Climate change represents the grandest of challenges facing humanity. In the space of two centuries of industrial development, human civilization has changed the chemistry of the atmosphere and oceans, with devastating consequences. Business organizations are central to this challenge, in that they support the production of escalating greenhouse gas emissions but also offer innovative ways to decarbonize our economies. In this paper, we examine how businesses respond to climate change. Here the authors Wright and Nyberg develop a grounded model that explains how the revolutionary import of grand challenges is converted into the mundane and comfortable concerns of “business as usual.” We find that critique is the major driver of this process by continuously revealing the tensions between the demands of the grand challenge and business imperatives. Our paper contributes to the literature on business and the natural environment by identifying how and why corporate environmental initiatives deteriorate over time. More specifically, we highlight the policy limitations of a reliance on business and market responses to the climate crisis.

Recommended Book Shelf

The 99 Percent Economy

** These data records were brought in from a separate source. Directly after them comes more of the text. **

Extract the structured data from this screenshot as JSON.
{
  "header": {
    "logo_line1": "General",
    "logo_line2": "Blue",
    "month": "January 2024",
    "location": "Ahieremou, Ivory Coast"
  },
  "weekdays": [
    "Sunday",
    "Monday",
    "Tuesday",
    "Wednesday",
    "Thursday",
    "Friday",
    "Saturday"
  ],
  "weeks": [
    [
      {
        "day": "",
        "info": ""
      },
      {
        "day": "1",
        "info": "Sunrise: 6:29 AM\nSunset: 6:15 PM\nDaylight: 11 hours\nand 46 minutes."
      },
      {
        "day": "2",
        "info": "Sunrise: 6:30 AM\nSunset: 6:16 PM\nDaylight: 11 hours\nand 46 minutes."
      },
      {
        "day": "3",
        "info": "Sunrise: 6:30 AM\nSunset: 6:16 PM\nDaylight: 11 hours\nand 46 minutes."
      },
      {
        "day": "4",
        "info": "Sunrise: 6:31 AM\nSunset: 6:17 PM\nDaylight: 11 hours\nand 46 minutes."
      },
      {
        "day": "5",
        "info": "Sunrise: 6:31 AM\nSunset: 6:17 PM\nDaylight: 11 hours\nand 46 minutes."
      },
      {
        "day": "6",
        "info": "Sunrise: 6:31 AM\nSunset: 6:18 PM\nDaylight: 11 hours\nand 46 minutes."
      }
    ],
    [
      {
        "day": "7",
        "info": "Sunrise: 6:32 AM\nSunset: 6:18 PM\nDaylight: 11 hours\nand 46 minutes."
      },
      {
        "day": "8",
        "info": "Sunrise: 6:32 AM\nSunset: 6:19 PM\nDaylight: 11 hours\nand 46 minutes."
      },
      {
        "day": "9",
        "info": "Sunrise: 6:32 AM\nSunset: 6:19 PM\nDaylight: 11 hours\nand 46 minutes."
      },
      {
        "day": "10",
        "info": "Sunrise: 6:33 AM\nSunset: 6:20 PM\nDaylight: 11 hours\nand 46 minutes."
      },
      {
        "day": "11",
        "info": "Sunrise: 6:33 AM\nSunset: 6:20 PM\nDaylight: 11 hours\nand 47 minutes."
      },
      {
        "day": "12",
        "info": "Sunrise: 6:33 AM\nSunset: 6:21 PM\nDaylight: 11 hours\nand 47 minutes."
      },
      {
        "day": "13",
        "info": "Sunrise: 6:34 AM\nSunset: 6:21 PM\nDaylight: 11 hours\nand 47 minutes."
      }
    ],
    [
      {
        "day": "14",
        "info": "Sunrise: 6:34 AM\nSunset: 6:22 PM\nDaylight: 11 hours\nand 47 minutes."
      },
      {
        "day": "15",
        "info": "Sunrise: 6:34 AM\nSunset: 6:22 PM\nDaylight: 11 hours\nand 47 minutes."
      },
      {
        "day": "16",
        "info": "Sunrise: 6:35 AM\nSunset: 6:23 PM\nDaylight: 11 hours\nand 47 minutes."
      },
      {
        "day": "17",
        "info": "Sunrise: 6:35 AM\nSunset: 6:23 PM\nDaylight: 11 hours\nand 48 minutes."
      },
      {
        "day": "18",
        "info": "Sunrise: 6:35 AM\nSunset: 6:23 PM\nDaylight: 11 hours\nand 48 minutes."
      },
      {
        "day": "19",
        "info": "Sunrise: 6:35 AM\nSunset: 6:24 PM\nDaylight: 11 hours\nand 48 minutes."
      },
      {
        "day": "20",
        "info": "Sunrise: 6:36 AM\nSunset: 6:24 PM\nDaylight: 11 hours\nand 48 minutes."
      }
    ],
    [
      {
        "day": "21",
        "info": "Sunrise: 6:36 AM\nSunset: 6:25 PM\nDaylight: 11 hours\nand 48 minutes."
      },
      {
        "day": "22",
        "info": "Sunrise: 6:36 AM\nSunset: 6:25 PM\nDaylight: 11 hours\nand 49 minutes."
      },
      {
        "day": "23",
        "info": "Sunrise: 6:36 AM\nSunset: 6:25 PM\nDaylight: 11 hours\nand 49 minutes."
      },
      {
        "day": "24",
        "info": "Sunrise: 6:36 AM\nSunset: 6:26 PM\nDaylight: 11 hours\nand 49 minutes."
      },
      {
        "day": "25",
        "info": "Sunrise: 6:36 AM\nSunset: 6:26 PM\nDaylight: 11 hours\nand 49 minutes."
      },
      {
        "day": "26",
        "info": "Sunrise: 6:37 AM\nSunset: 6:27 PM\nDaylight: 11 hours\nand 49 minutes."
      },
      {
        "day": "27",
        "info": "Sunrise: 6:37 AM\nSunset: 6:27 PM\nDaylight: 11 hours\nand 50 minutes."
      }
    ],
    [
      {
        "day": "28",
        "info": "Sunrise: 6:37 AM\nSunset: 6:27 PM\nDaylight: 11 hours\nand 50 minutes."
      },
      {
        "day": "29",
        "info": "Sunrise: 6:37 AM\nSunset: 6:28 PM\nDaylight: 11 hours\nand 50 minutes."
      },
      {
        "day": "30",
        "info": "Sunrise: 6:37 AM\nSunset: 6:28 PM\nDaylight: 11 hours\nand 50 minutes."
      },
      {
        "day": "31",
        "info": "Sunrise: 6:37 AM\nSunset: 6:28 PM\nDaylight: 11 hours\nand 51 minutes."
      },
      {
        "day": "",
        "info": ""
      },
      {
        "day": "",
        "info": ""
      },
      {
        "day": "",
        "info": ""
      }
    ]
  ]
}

by Paul Adler

Capital in the Twenty-First Century

by Thomas Piketty

The Age of Surveillance Capitalism: The Fight for a Human Future at the New Frontier of Power: Barack Obama's Books of 2019

by Shoshana Zuboff

The Crisis of Capitalist Democracy

by Richard A. Posner

The Crisis Of Global Capitalism: Open Society Endangered

by George Soros

The Enigma of Capital: And the Crises of Capitalism

by David Harvey

Rebalancing Society

by Henry Mintzberg

The Upswing: How America Came Together a Century Ago and How We Can Do It Again

by Robert D. Putnam

Debt: The First 5,000 Years

by David Graeber

Requiem for the American Dream: The 10 Principles of Concentration of Wealth & Power

by Noam Chomsky

A Brief History of Neoliberalism

by David Harvey

The End of Alchemy

by Mervyn King

The Global Minotaur: America, Europe, and the Future of the Global Economy

by Yanis Varoufakis

Globalization and its Discontents Revisited

by Joseph Stiglitz

The Affluent Society

by John Kenneth Galbraith

Small Is Beautiful: Economics as if People Mattered

by E.F. Schumacher

Black Skin, White Masks

by Frantz Fanon

Prosperity: Better Business Makes the Greater Good

by Colin Mayer

Capitalist Realism: Is There No Alternative?

by Mark Fisher

The Corporation: The Pathological Pursuit of Profit and Power

by Joel Bakan

Responsible Business: How to Manage a CSR Strategy Successfully

by Manfred Pohl, Nick Tolhurst

The End Of Corporate Social Responsibility

by Peter Fleming, Marc Jones

onwards and upwards!

Journey Map